There is generally a lot of controversy regarding the use of social media and the effects it can have on divorce proceedings. Status updates and pictures can be used in a negative way in order for one spouse, or the other, to get what they want out of the divorce. Earlier this month, however, a judge in New York granted the use of a social media site to assist one woman seeking the dissolution of her marriage from a man whom she has been unable to contact.

When an individual chooses to file for divorce, a summons is created and sent to his or her spouse. That spouse then has the responsibility to respond to the summons. What happens, though, when a spouse is missing in action?

The individual requesting the divorce should make every effort to contact their spouse. If, however, that proves unsuccessful, what other options are there? One woman in New York, through the approval of a Supreme Court judge, was granted the ability to serve her husband a divorce summons through a private message on his Facebook account. While this is not the first time approval was given to conduct family legal matters through social media, it is the first time a divorce summons was allowed to be served in this way.

Proceeding with a divorce filing through social media is not necessarily ideal, but, as social media is — in many cases — the best, and sometimes only, way to contact certain people, the ability to send legal documents through this type of account may prove beneficial. For now, the right to send divorce papers like this will likely only be considered on a case-by-case basis, but New York residents may file the appropriate requests to seek approval. Getting a divorce is rarely an easy thing to do, but the ability to start the process by serving papers should not be inhibited due to the inability to find or contact a spouse. If desired, assistance is available to take any and all appropriate legal actions necessary to begin, work through and finish divorce proceedings, allowing both spouses the ability to move forward.

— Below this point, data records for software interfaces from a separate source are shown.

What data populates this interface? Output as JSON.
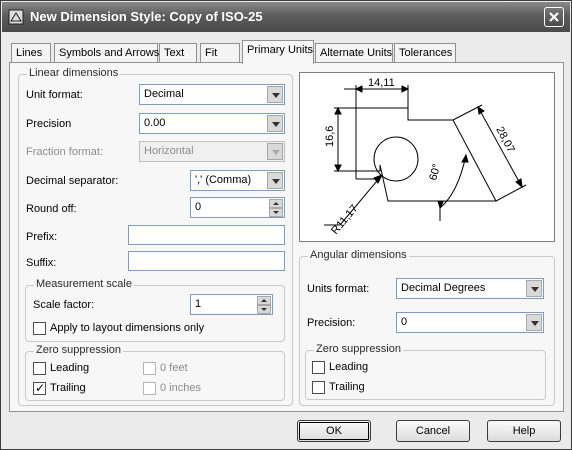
{
  "window": {
    "title": "New Dimension Style: Copy of ISO-25"
  },
  "tabs": [
    {
      "label": "Lines"
    },
    {
      "label": "Symbols and Arrows"
    },
    {
      "label": "Text"
    },
    {
      "label": "Fit"
    },
    {
      "label": "Primary Units"
    },
    {
      "label": "Alternate Units"
    },
    {
      "label": "Tolerances"
    }
  ],
  "linear": {
    "title": "Linear dimensions",
    "unit_format_label": "Unit format:",
    "unit_format_value": "Decimal",
    "precision_label": "Precision",
    "precision_value": "0.00",
    "fraction_label": "Fraction format:",
    "fraction_value": "Horizontal",
    "decimal_sep_label": "Decimal separator:",
    "decimal_sep_value": "',' (Comma)",
    "round_off_label": "Round off:",
    "round_off_value": "0",
    "prefix_label": "Prefix:",
    "prefix_value": "",
    "suffix_label": "Suffix:",
    "suffix_value": ""
  },
  "measurement": {
    "title": "Measurement scale",
    "scale_label": "Scale factor:",
    "scale_value": "1",
    "apply_layout_label": "Apply to layout dimensions only",
    "apply_layout_checked": false
  },
  "zero_linear": {
    "title": "Zero suppression",
    "leading_label": "Leading",
    "leading_checked": false,
    "trailing_label": "Trailing",
    "trailing_checked": true,
    "feet_label": "0 feet",
    "inches_label": "0 inches"
  },
  "preview": {
    "dim_top": "14,11",
    "dim_left": "16,6",
    "dim_right": "28,07",
    "dim_angle": "60°",
    "dim_radius": "R11,17"
  },
  "angular": {
    "title": "Angular dimensions",
    "units_label": "Units format:",
    "units_value": "Decimal Degrees",
    "precision_label": "Precision:",
    "precision_value": "0"
  },
  "zero_angular": {
    "title": "Zero suppression",
    "leading_label": "Leading",
    "leading_checked": false,
    "trailing_label": "Trailing",
    "trailing_checked": false
  },
  "buttons": {
    "ok": "OK",
    "cancel": "Cancel",
    "help": "Help"
  }
}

Source: wabe.org, “Facebook Used To Serve Divorce Summons”, John Lorinc, April 11, 2015